It’s that time of year again but, if the dismal indications emerging left, right and centre would have us believe, this will be one of the worst years for bonus compensation for some time. Executive management across the private wealth industry is engaged – where viable – in calculating numbers designed to somehow recognise their top performers, while simultaneously trying to take into account losses sustained elsewhere in the business. This is an exercise perhaps designed to depress everyone.
In a number of widely-publicised cases, this will effectively mean a zero bonus, even for strong performers. Given the paucity of positive stories, I suspect very few people will feel satisfied with the discretionary numbers presented to them at the end of 1Q12. This time around, however, it would be churlish of those on the receiving end of bonus cutbacks to feel any resentment towards their direct line management, as has potentially been the case in previous years. In the past, carving up the bonus pool did tend to allow for some elements of favouritism, outside of those few institutions still paying their staff on a formula basis. Now the austerity measures can be traced to far bigger events, several times removed from the bankers themselves. Rogue traders, Financial Services Authority (FSA) fines are just a couple of the events which have shaped the environment going into bonus season.
All the foregoing notwithstanding, two things are true. First, deals will be struck to retain key players, even at the expense of others equally deserving. As to who is a key player isn’t as cut and dried as you might think. It’s not just about massive new money numbers or revenue figures, but sometimes as nebulous as who has significant internal influence. Second, despite a very flat year, a good number of institutions still have robust hiring targets to hit for 2012, thus a not inconsiderable number of bankers have already sealed deals with competitor firms and are waiting for the moment the bonus payment hits their bank account before asking for a meeting with their line management.

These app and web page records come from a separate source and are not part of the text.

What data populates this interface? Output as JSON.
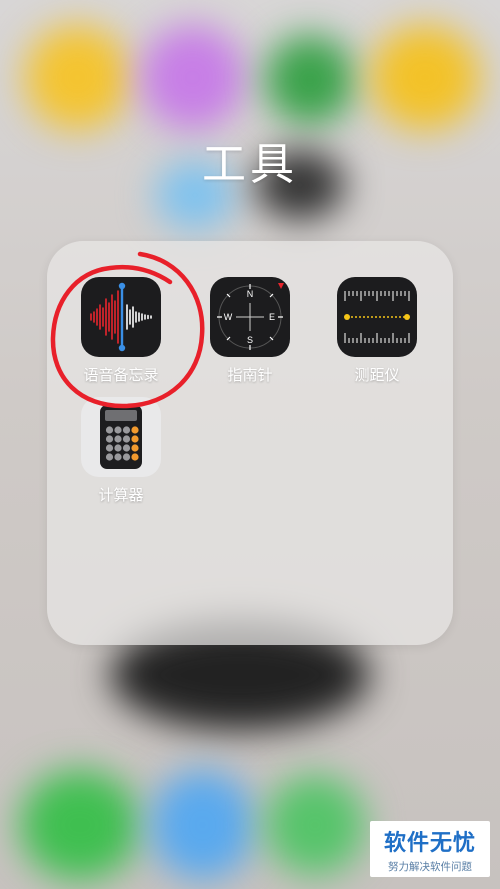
{
  "folder": {
    "title": "工具",
    "apps": [
      {
        "label": "语音备忘录",
        "icon": "voice-memos-waveform-icon"
      },
      {
        "label": "指南针",
        "icon": "compass-icon"
      },
      {
        "label": "测距仪",
        "icon": "measure-ruler-icon"
      },
      {
        "label": "计算器",
        "icon": "calculator-icon"
      }
    ],
    "compass_letters": {
      "n": "N",
      "e": "E",
      "s": "S",
      "w": "W"
    }
  },
  "watermark": {
    "title": "软件无忧",
    "subtitle": "努力解决软件问题"
  },
  "colors": {
    "annotation": "#e8202a",
    "voice_wave_red": "#e8252d",
    "voice_line_blue": "#3a8fe6",
    "measure_yellow": "#f5c518"
  }
}
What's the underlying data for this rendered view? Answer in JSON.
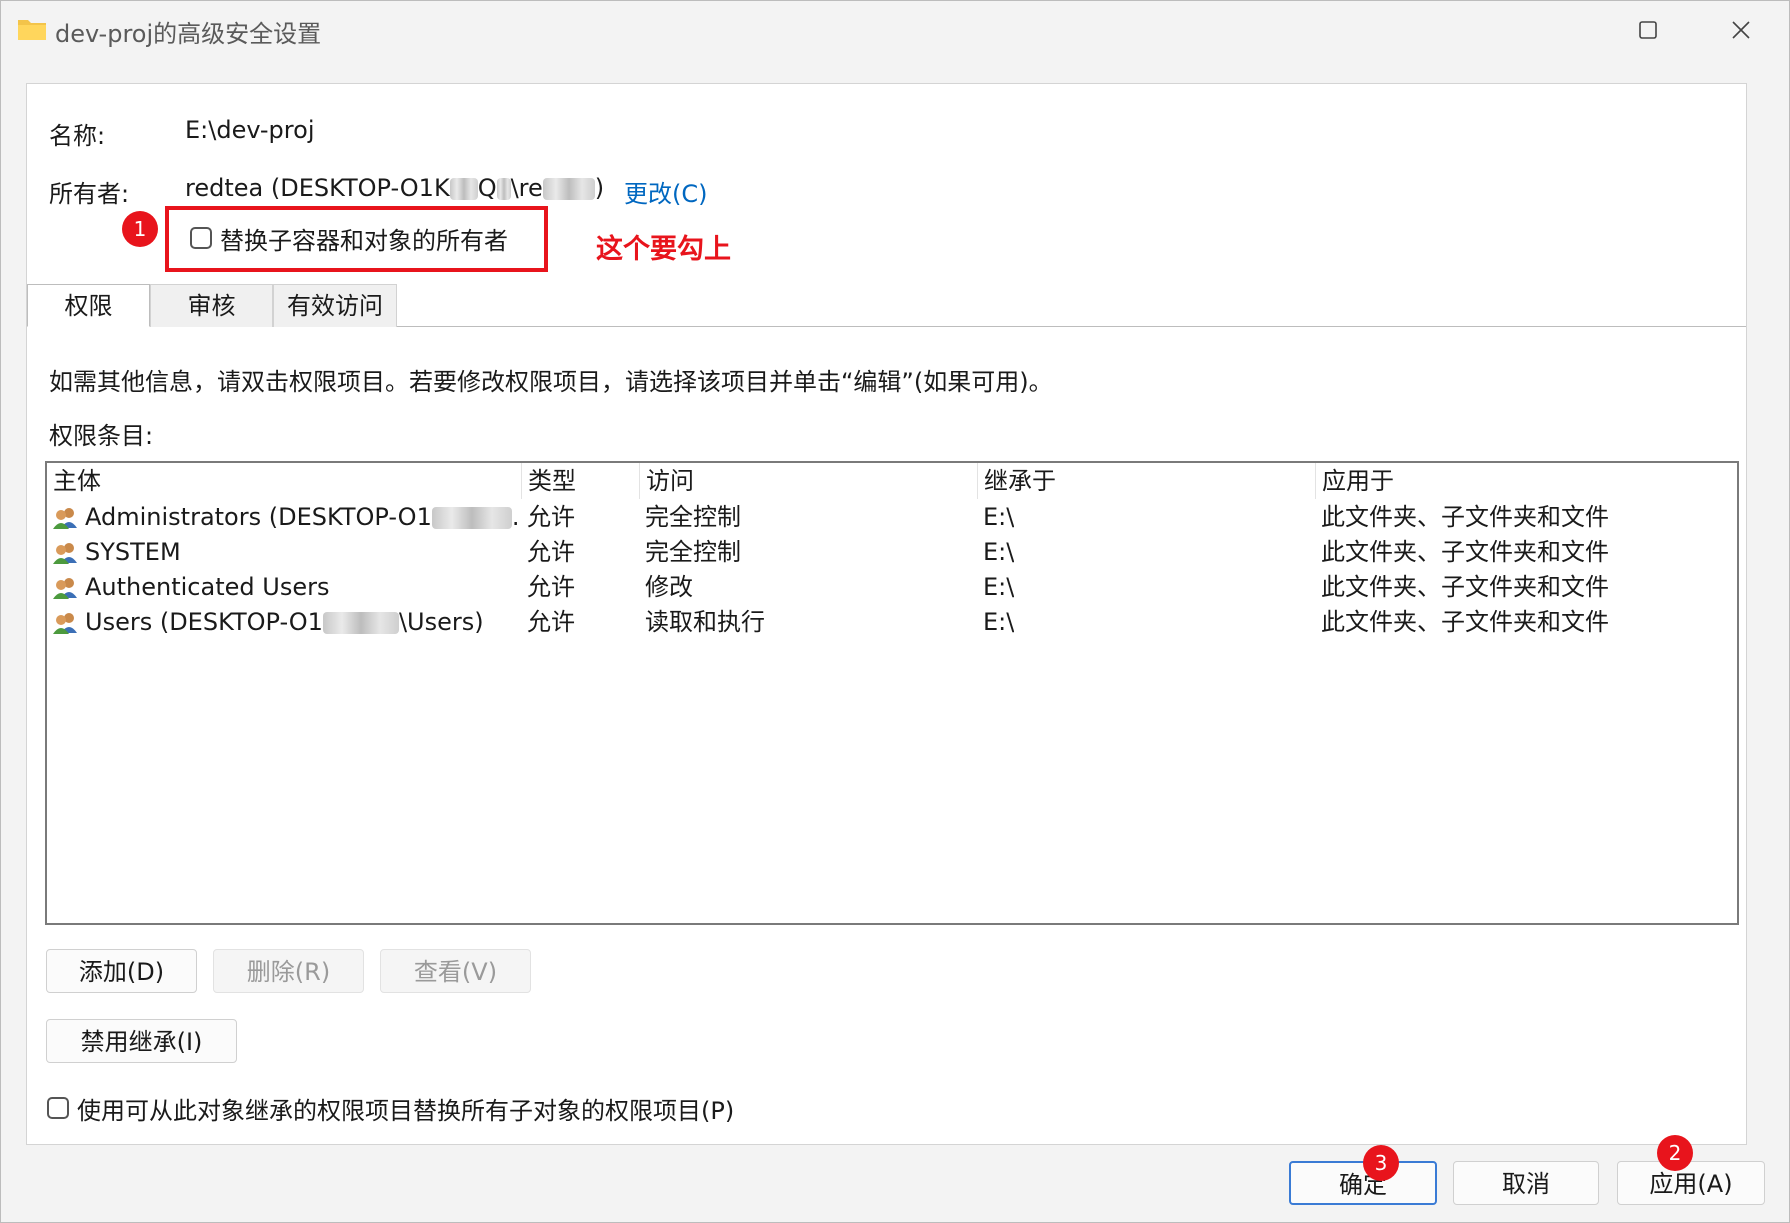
{
  "window": {
    "title": "dev-proj的高级安全设置",
    "icons": {
      "app": "folder-icon",
      "maximize": "maximize-icon",
      "close": "close-icon"
    }
  },
  "info": {
    "name_label": "名称:",
    "name_value": "E:\\dev-proj",
    "owner_label": "所有者:",
    "owner_value_start": "redtea (DESKTOP-O1K",
    "owner_value_mid": "Q",
    "owner_value_mid2": "\\re",
    "owner_value_end": ")",
    "owner_change_link": "更改(C)",
    "replace_owner_checkbox_label": "替换子容器和对象的所有者",
    "replace_owner_checked": false
  },
  "annotations": {
    "badge_1": "1",
    "badge_2": "2",
    "badge_3": "3",
    "note": "这个要勾上",
    "color": "#e8141c"
  },
  "tabs": [
    {
      "label": "权限",
      "active": true
    },
    {
      "label": "审核",
      "active": false
    },
    {
      "label": "有效访问",
      "active": false
    }
  ],
  "permissions": {
    "help_text": "如需其他信息，请双击权限项目。若要修改权限项目，请选择该项目并单击“编辑”(如果可用)。",
    "entries_label": "权限条目:",
    "columns": [
      "主体",
      "类型",
      "访问",
      "继承于",
      "应用于"
    ],
    "rows": [
      {
        "principal": "Administrators (DESKTOP-O1",
        "principal_suffix": "...",
        "type": "允许",
        "access": "完全控制",
        "inherited_from": "E:\\",
        "applies_to": "此文件夹、子文件夹和文件"
      },
      {
        "principal": "SYSTEM",
        "principal_suffix": "",
        "type": "允许",
        "access": "完全控制",
        "inherited_from": "E:\\",
        "applies_to": "此文件夹、子文件夹和文件"
      },
      {
        "principal": "Authenticated Users",
        "principal_suffix": "",
        "type": "允许",
        "access": "修改",
        "inherited_from": "E:\\",
        "applies_to": "此文件夹、子文件夹和文件"
      },
      {
        "principal": "Users (DESKTOP-O1",
        "principal_suffix": "\\Users)",
        "type": "允许",
        "access": "读取和执行",
        "inherited_from": "E:\\",
        "applies_to": "此文件夹、子文件夹和文件"
      }
    ],
    "row_icon": "user-group-icon"
  },
  "buttons": {
    "add": "添加(D)",
    "remove": "删除(R)",
    "view": "查看(V)",
    "disable_inheritance": "禁用继承(I)",
    "replace_child_checkbox_label": "使用可从此对象继承的权限项目替换所有子对象的权限项目(P)",
    "replace_child_checked": false,
    "ok": "确定",
    "cancel": "取消",
    "apply": "应用(A)"
  }
}
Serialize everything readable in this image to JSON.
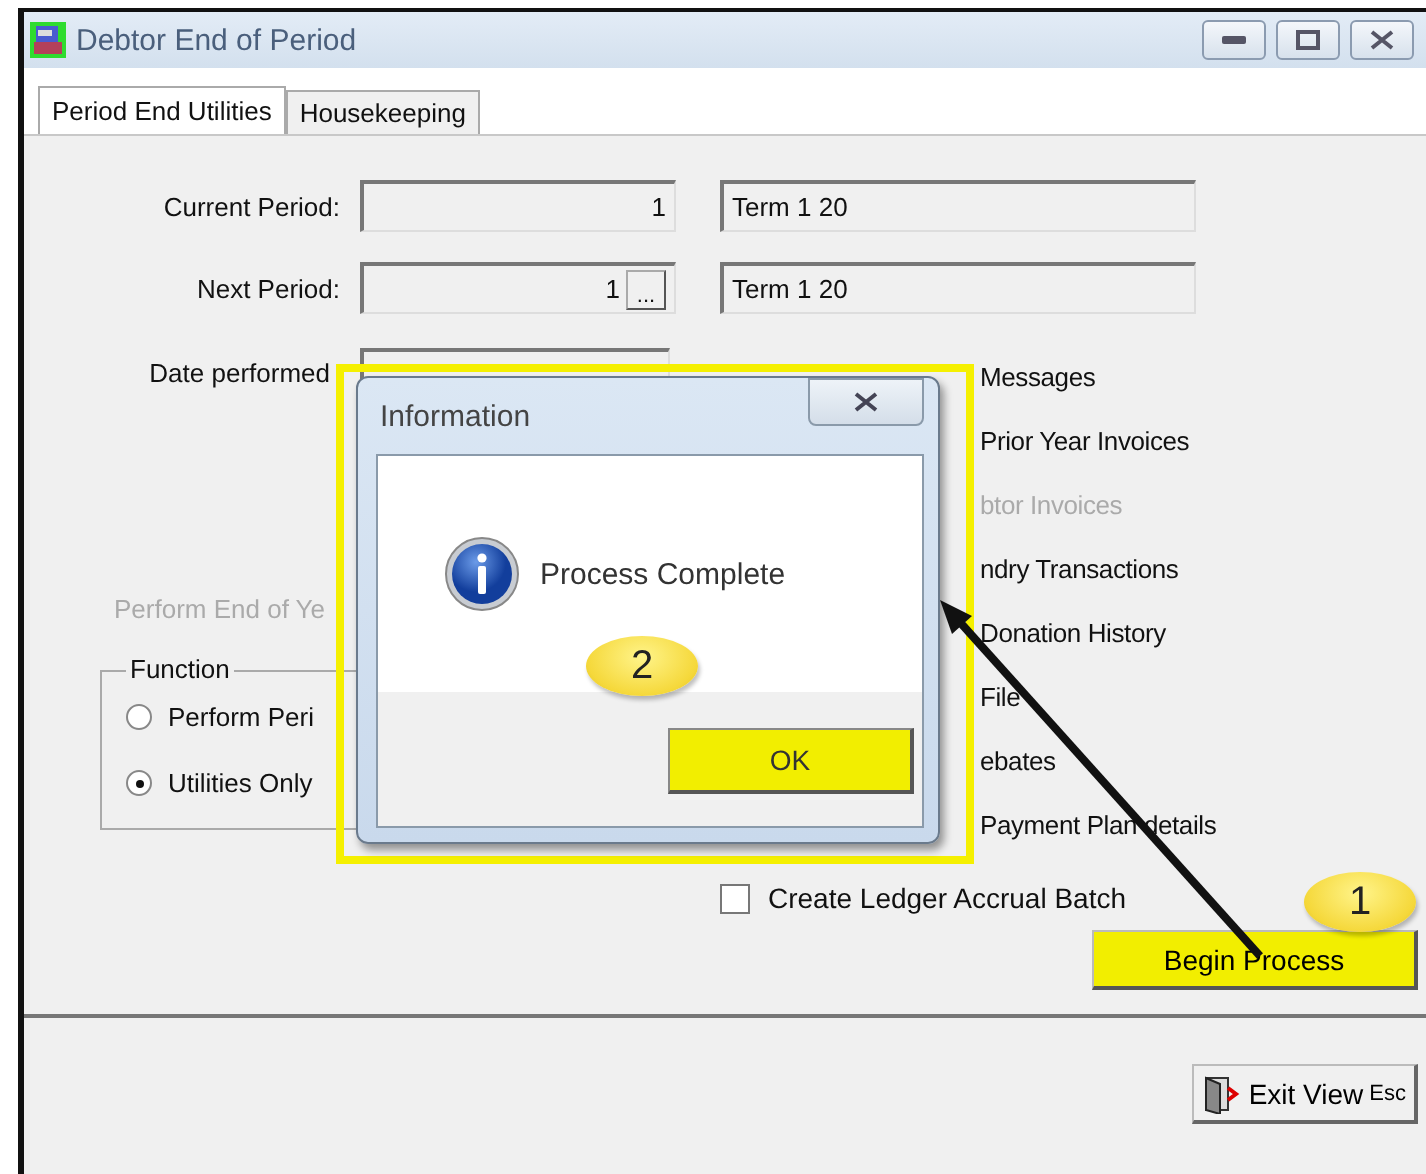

More often than not, this meeting will result in management extending a counteroffer. What to do in this case? Clearly the offer of increased base salary, a hike in responsibilities and perhaps a new corporate title is very tempting, particularly if it means not having to move an inch. Keep your colleagues, your comfortable working environment, your familiar surroundings and your regular commute, all for more money. You would be mad not to, right?
Wrong. If you are considering resigning at the end of next month, you should consider the following points and be prepared for the counteroffer:
- Look at why you considered making a move in the first place. Are those issues going to disappear with the addition of a new title? Chances are they won’t, and you will be back to square one in six months, but without the new opportunity you currently have.
- If your firm is suddenly willing to offer extensive revised compensation, then they clearly consider you worth it. Why has it taken your resignation to bring this to the table?
- Where is the money for the counteroffer coming from? Chances are there will be no promotion for you next year. It may even impact next year’s bonus.
- Management now has you earmarked as unhappy and your commitment to the firm in the long term has been reassessed. This opinion will not change and will likely affect your future opportunities for promotion within the firm.
- We are headed into further tough times. When business lines are asked to cut back, the people with inflated salaries and a perceived lack of commitment will be the first to go.
- Regardless of the circumstances, a counteroffer is often made in order to give management more time to prepare for your replacement. The following six months will likely be spent in securing your client relationships and portfolios and you may be asked to leave the company just at the point when you thought you had secured a better position.
In summary, accepting a counteroffer is, essentially, second-guessing yourself and saying that you can be bought. The firm you had agreed to join will not maintain their offer to you, and the firm you stay with will doubt your loyalty. Considering what a great position you were in before you accepted – moving on from a successful tenure with one firm to a great new opportunity with another – is it really worth it?
It’s widely bandied around that the cost of replacing a senior person is three times their salary. While I’m not sure of the accuracy of that assertion, it is indubitably more cost effective to keep someone on a mildly increased salary than to replace them. Thus managers are given quite a bit of leeway in terms of what they can put on the table when it comes to this kind of discussion.
Given the doom and gloom scenarios being put about by both the financial press – ostensibly based on leaked internal memoranda – and the banks themselves, it will be very interesting to observe precisely how many resignations are met with stiff resistance this year.
Taking management’s side for a moment, in times when costs have to be kept down there’s clearly a difficult decision to be made when faced with a high performer who wants to part company with your team. Do you let them go, with all the potential attendant issues around client retention and team morale, but simultaneously lowering your headcount costs? Or do you counter their offer, knowing full well that they’re already dissatisfied – probably for reasons other than remuneration – and you may well lose them in short order anyway?
Whichever side of that line you are, February and March are sure to be very interesting times.